Getting it right: assessing and implementing your recognition program

Getting it right: assessing and implementing your recognition program

From a 31% improvement in retention, to quantitative data on employee behaviour and achievements, a good recognition plan can help you achieve and surpass organizational goals. So how can you ensure your plan is effective? Some of Canada’s top providers weigh in.

What are you trying to achieve?

“I think the first thing would be to not think of it as a rewards program, but to think of it as a program that’s going to deliver specific results,” Globoforce’s Chris French said. “Often a company will start with ‘I want to build a reward solution, what rewards do I need, what are the logistics?’ What we really need to start with is ‘What do we want to achieve?’ “

Buy-in from the top

“It’s important to get exec buy in to make recognition successfulm,” said Chris Vyse, O.C. Tanner VP Sales and Marketing. “There needs to be a firm understanding of what the benefits might be from recognition.
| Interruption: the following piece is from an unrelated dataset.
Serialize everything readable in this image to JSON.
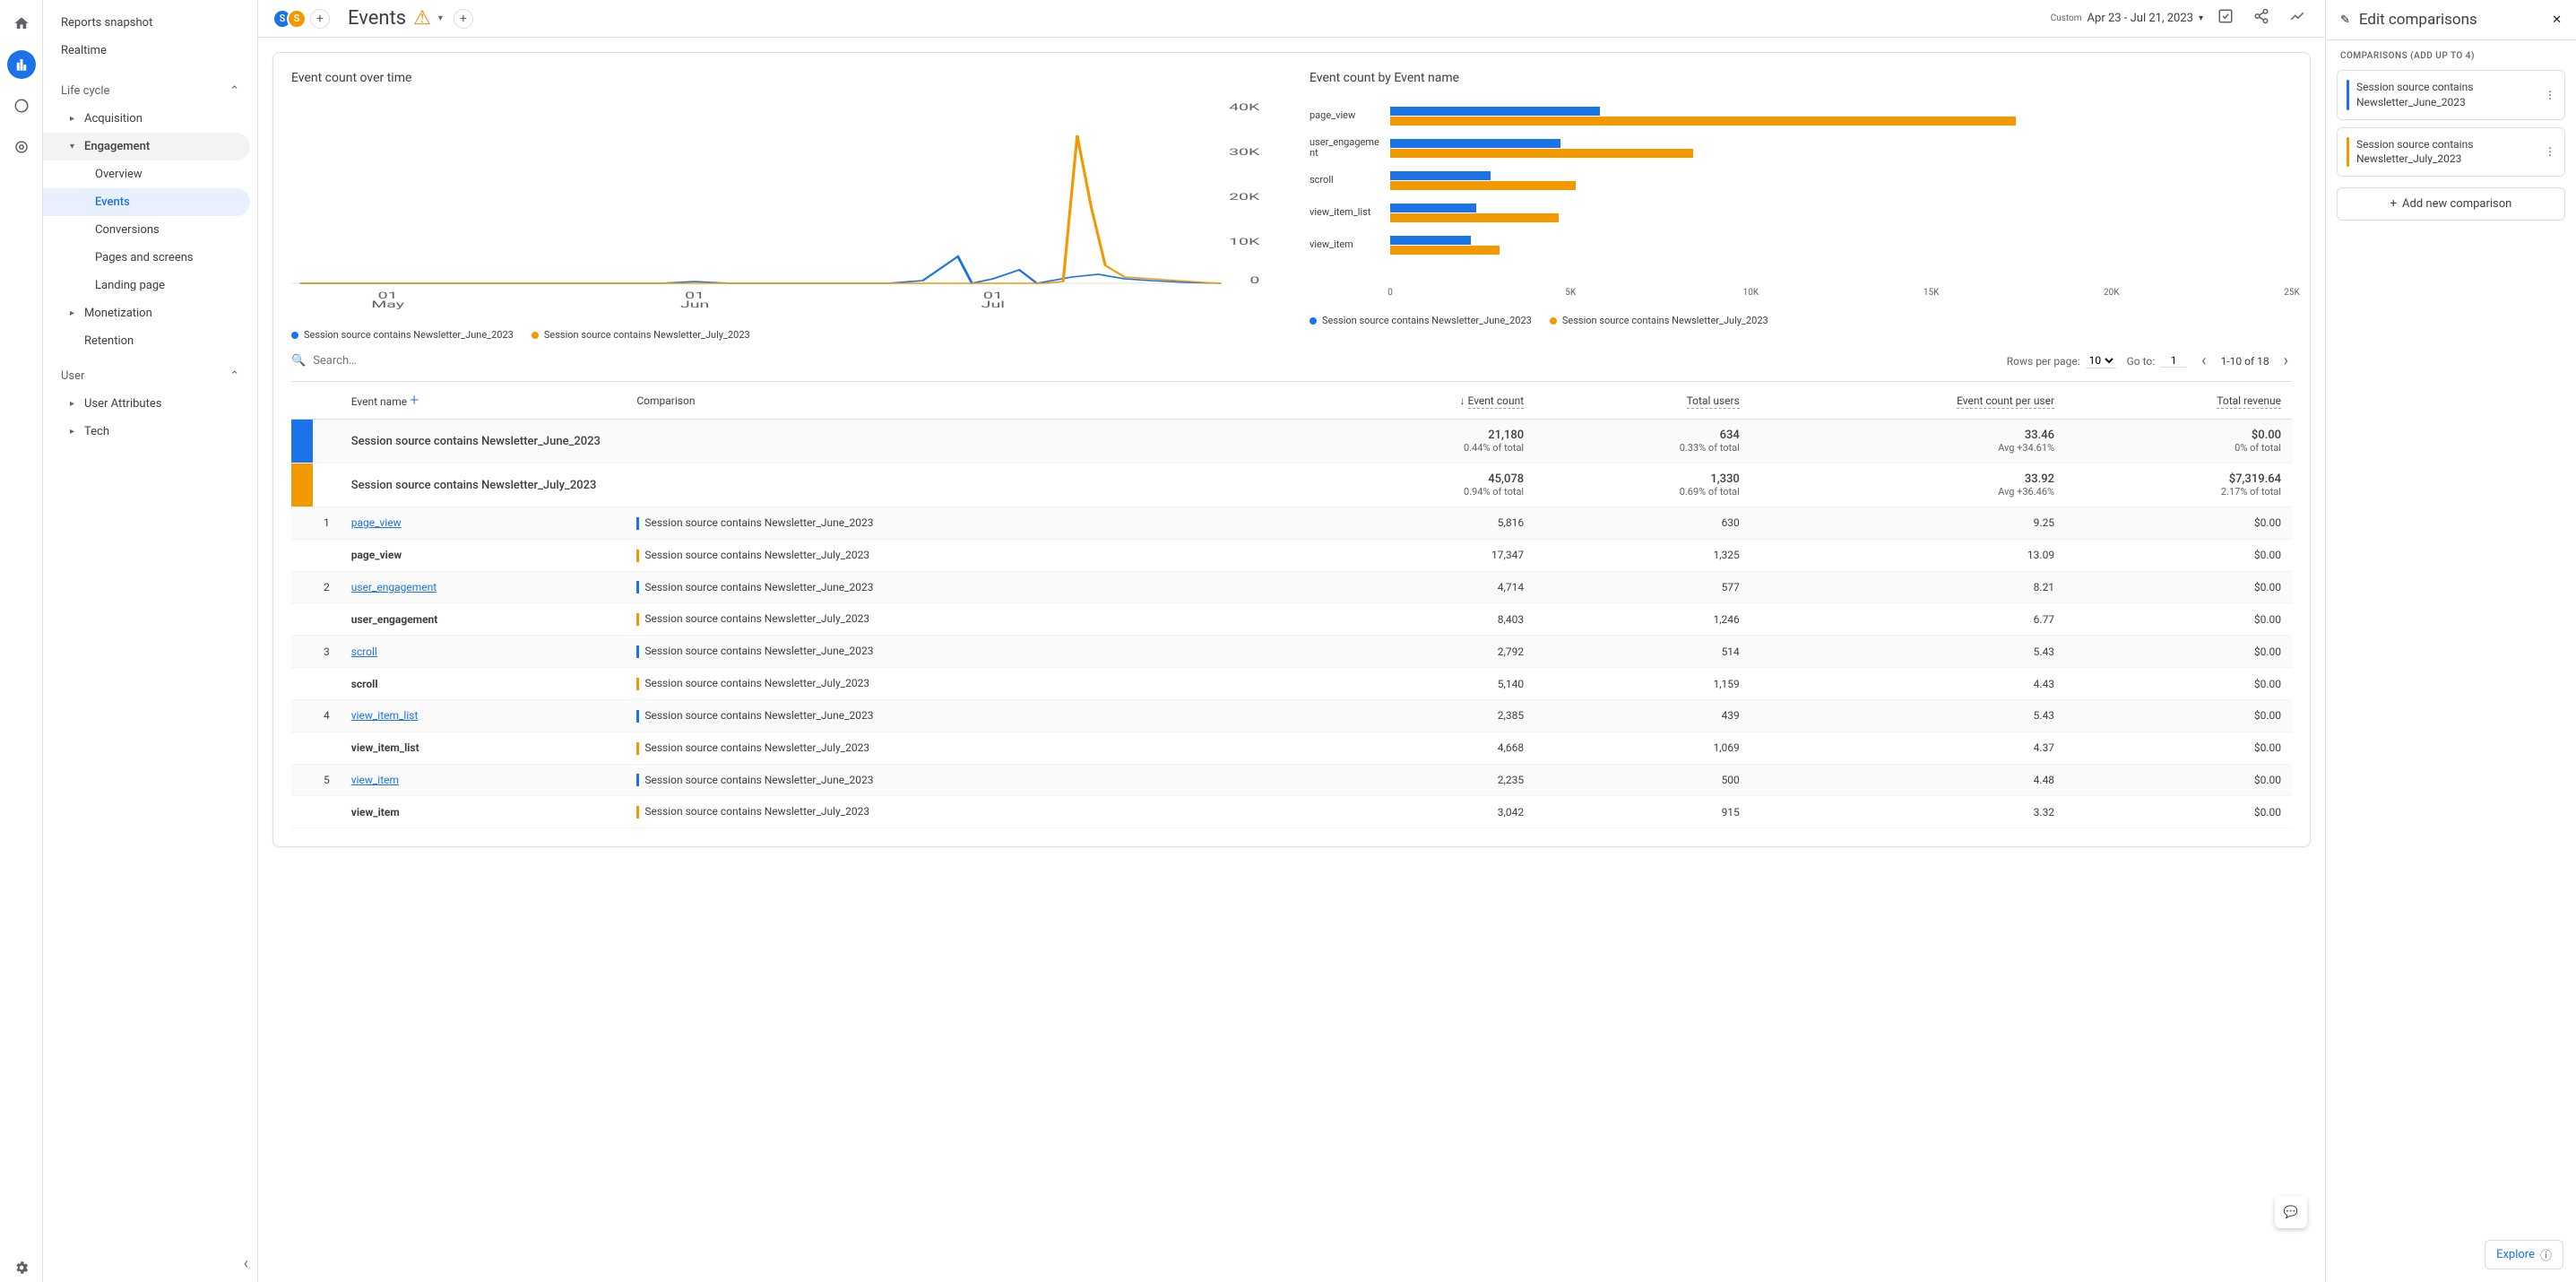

How will we know if we’re successful and what are some of the risks?”

Executives will help guide vision and determine what the desired goal is. When you have the backing of the C-suite you can be sure you’re focused on the right areas and goals for your program.

Watch: Inclusive rewards: engagement at every level

Inclusive, equitable and tiered

Terryberry managing partner Mike Byam suggests a “three legged stool” approach to ensure a balanced and inclusive program. The first leg is daily recognition; the second is informal recognition and the third leg is formal recognition, which aresignificant awards for significant achievements. These bigger achievements could include tenure, annual awards or milestone achievements.

He recommended having a tiered structure so actions and achievements receive appropriate recognition.

Communicate and collaborate

Ensure all your staff are involved by including peers instead of just managers. A peer to peer program allows real-time recognition beyond traditional recognition efforts.

“It’s no longer about that annual event. Business is real time,” Achievers’ founder Razor Suleman said. “How do you make recognition engrained in your business? That’s the number one tool. More than 90% of people who use Achievers use that peer-to-peer approach.”

Measure, record, utilize

The data you can collect is one of the most valuable aspects of a good program as you continue to measure, manage and move your culture over time.

“If you had in your hand all the information about an employee over the year and all the things peers have recognized them for, imagine how much more effective an annual performance review would be when you’re trying to steer the organization,” French said.

It’s not just rewards programs that can keep your team engaged. See HRM next week for information on how an employee discount program can win over and retain staff.

If you missed yesterday's article on getting the most from reward and recognition programs, you can read it here.